The theme which is threaded through the UK guidance is that what is required will vary from organisation to organisation, and that "combating the risks of bribery is largely about common sense, not burdensome procedures".
Overall, the guidance endorses a risk based approach, and outlines six guiding principles to be followed by organisations in drawing up their own version of the procedures required to prevent bribery and corruption.
These six principles are as follows:
- Proportionate procedures – the guidance acknowledges that the level of risk organisations face will vary by reference to the type and nature of persons associated with it;
- Top-level commitment – it is incumbent on management to foster a culture in their organisation that bribery is never acceptable;
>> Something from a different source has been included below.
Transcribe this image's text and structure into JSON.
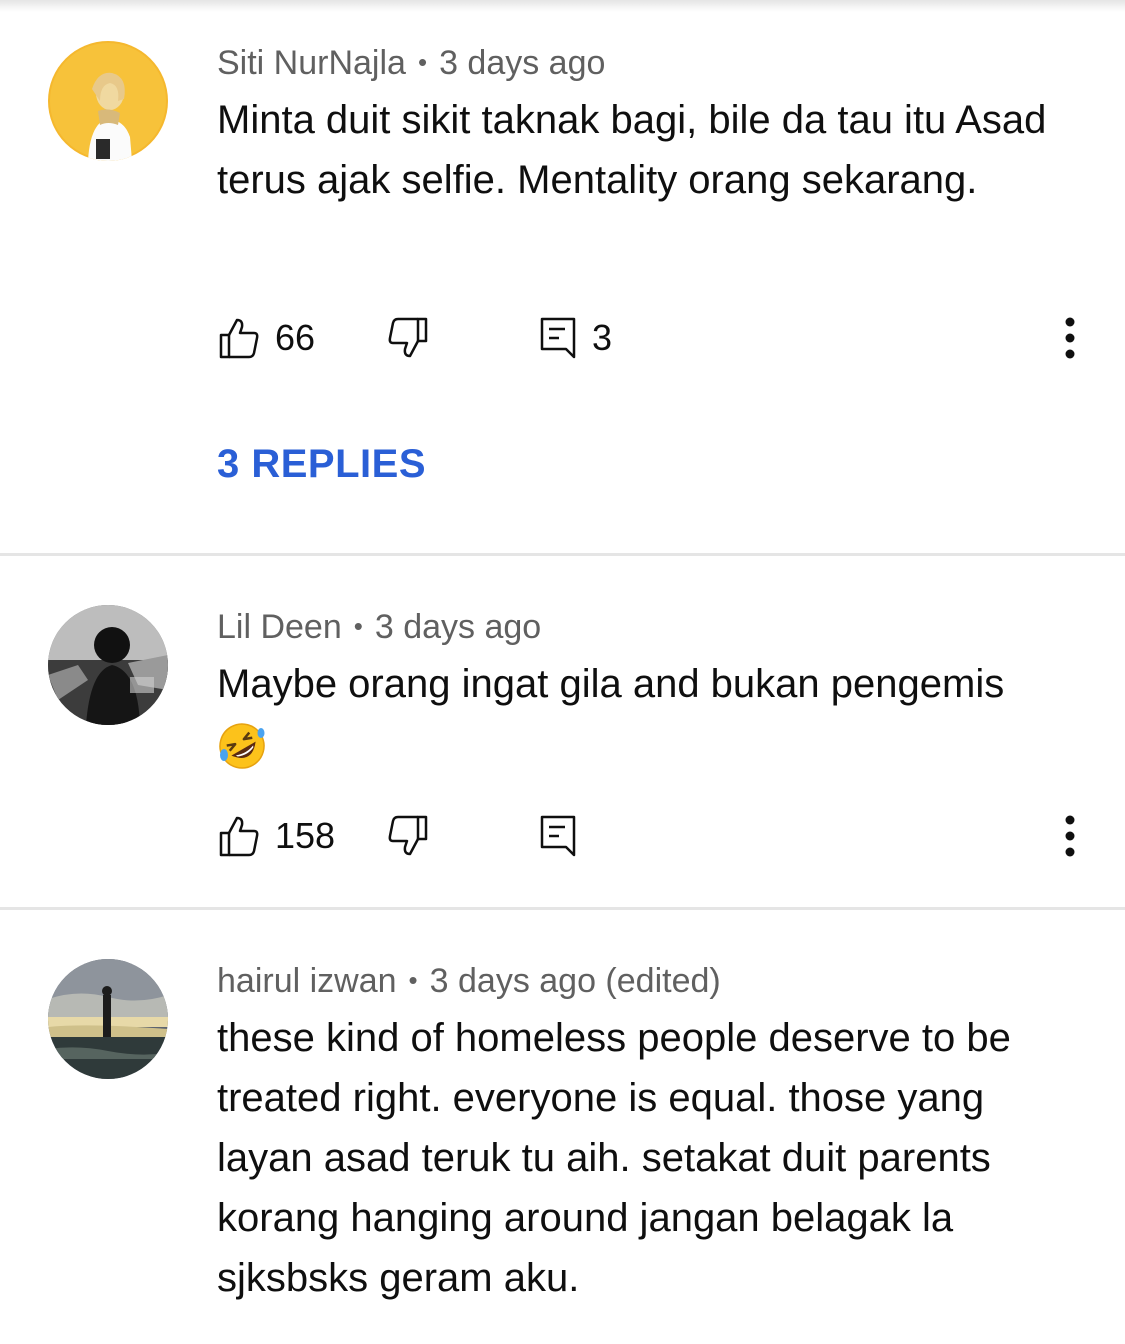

- Risk assessment – an organisation’s approach to preventing bribery should be risk based. In terms of categorising the types of risk which may arise, these can broken into country risks; sectoral risks; transactional risks; business opportunity risks; business partnership risks;
- Due diligence – the level of due diligence required for certain transactions will be greater than others, and this should be reflected in an organisation’s anti-bribery and anti-corruption policy;
- Communication and training – an important part of having adequate procedures in place is to enhance awareness and understanding of the organisation’s anti-bribery prevention policies and procedures. In this regard, an organisation should consider communicating its bribery prevention policies externally, to the persons and companies with whom it does business;
- Monitoring and review – implementing adequate procedures should not simply be seen as a box ticking exercise; the effectiveness of bribery prevention procedures should be monitored and evaluated and procedures should be adapted where necessary.
In November 2011, Minister for Justice, Alan Shatter, TD, announced that he intends to consolidate all of the legislation cited as the 1889-2010 Acts into a single statute, to be called the Criminal Justice Corruption (Consolidation) Bill. The announcement was made in conjunction with Ireland’s ratification of the UN Convention on Corruption. While consolidation is a welcome initiative which will assist lawyers and businesses in accessing and understanding this complex area of the law, it remains to be seen whether Ireland will follow in the footsteps of the UK, by introducing a similar strict liability "corporate offence".
Whatever action the Minister takes on foot of his announcement, it is certainly the case that “prevention is better than cure” in the sphere of anti-bribery and anti-corruption law. The prudent approach is a proactive one; an organisation should put in place policies and procedures which define and document its approach to ensuring that the organisation does not tolerate corrupt practices or indeed permit the environment to develop, in which such practices can easily occur.